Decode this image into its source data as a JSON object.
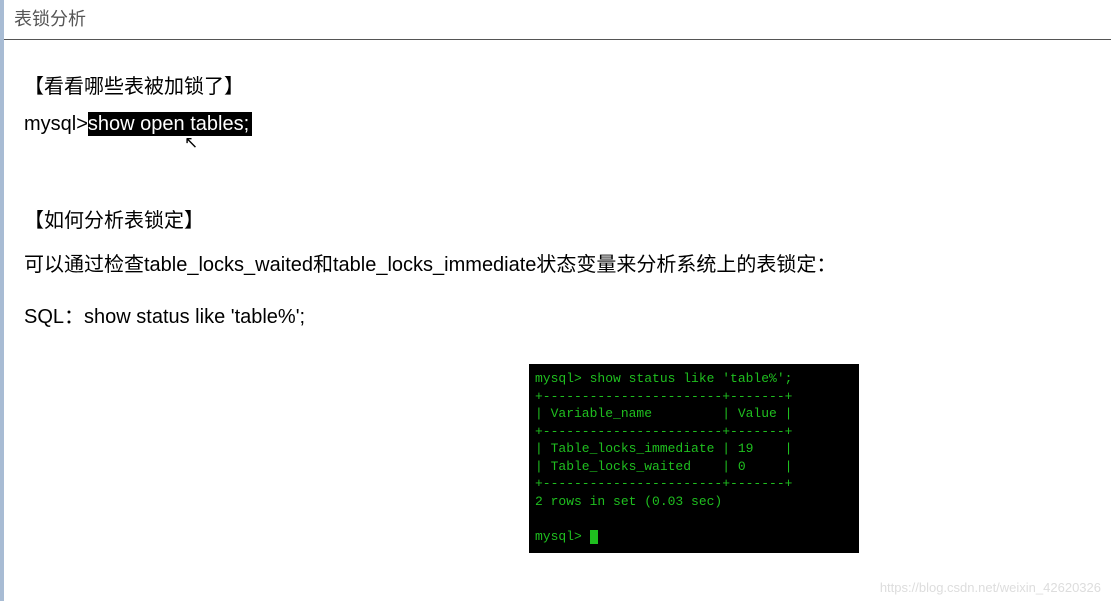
{
  "title": "表锁分析",
  "section1_heading": "【看看哪些表被加锁了】",
  "cmd_prompt": "mysql>",
  "cmd_selected": "show open tables;",
  "section2_heading": "【如何分析表锁定】",
  "analysis_para": "可以通过检查table_locks_waited和table_locks_immediate状态变量来分析系统上的表锁定：",
  "sql_line": "SQL：show status like 'table%';",
  "terminal": {
    "line1": "mysql> show status like 'table%';",
    "sep_top": "+-----------------------+-------+",
    "header": "| Variable_name         | Value |",
    "sep_mid": "+-----------------------+-------+",
    "row1": "| Table_locks_immediate | 19    |",
    "row2": "| Table_locks_waited    | 0     |",
    "sep_bot": "+-----------------------+-------+",
    "summary": "2 rows in set (0.03 sec)",
    "prompt2": "mysql> "
  },
  "chart_data": {
    "type": "table",
    "title": "show status like 'table%'",
    "columns": [
      "Variable_name",
      "Value"
    ],
    "rows": [
      {
        "Variable_name": "Table_locks_immediate",
        "Value": 19
      },
      {
        "Variable_name": "Table_locks_waited",
        "Value": 0
      }
    ],
    "summary": "2 rows in set (0.03 sec)"
  },
  "watermark": "https://blog.csdn.net/weixin_42620326"
}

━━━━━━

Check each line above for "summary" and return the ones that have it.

    "summary": "2 rows in set (0.03 sec)",
    "summary": "2 rows in set (0.03 sec)"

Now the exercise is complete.